#### Work instruction:
How many of the lines below hold "icon"? Only the number, please.

== Listed records ==

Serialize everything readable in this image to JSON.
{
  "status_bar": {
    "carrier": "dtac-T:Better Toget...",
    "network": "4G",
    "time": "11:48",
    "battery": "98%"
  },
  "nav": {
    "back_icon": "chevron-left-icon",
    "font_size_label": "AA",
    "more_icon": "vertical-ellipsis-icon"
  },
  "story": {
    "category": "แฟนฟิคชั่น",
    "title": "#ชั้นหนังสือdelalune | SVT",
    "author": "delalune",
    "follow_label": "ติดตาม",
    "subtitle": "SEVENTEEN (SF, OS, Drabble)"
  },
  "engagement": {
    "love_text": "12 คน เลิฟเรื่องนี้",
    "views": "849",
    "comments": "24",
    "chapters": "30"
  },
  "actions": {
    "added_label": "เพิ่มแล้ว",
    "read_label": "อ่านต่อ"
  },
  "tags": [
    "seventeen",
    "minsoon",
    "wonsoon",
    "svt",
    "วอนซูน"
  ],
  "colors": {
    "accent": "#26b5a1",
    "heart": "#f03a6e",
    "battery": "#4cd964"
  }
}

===

#### Finished exercise:
2